Search the entries below for "Inventory" and copy each matching line.

::::::::::

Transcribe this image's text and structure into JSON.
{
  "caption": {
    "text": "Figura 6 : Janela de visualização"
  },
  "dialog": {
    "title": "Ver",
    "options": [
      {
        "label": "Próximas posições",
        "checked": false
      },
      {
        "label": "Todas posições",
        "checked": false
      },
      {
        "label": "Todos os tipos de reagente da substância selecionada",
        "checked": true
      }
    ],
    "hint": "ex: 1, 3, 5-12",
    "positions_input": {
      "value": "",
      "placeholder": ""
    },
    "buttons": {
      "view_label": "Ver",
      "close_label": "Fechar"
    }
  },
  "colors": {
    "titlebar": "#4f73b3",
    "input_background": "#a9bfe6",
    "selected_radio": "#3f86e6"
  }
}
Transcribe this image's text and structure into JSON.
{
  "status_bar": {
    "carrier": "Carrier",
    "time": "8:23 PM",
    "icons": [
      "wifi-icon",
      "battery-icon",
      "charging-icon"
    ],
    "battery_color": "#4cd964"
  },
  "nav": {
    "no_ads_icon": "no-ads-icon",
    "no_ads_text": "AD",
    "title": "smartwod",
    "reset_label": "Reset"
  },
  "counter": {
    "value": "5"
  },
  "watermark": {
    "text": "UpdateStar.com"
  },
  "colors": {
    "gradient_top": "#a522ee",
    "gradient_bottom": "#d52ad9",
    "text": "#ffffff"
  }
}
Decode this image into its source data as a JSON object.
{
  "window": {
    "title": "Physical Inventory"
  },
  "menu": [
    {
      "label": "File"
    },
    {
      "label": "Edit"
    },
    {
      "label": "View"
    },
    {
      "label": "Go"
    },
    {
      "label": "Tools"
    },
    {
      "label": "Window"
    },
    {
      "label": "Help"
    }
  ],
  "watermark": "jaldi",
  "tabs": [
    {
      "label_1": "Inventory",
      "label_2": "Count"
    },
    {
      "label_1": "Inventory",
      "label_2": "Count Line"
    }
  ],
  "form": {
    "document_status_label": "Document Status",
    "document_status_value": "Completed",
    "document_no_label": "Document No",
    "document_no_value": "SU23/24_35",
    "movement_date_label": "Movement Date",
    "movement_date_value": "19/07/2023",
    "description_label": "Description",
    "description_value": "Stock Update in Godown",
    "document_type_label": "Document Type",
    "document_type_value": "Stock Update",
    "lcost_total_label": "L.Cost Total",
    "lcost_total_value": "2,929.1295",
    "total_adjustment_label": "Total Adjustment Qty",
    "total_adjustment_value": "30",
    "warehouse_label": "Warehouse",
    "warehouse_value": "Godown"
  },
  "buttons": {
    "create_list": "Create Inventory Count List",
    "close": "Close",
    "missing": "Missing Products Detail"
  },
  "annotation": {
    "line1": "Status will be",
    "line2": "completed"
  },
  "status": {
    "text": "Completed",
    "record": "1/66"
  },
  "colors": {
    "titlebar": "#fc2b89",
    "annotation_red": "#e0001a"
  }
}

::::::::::

» **Task result**
    "title": "Physical Inventory"
      "label_1": "Inventory",
      "label_1": "Inventory",
    "create_list": "Create Inventory Count List",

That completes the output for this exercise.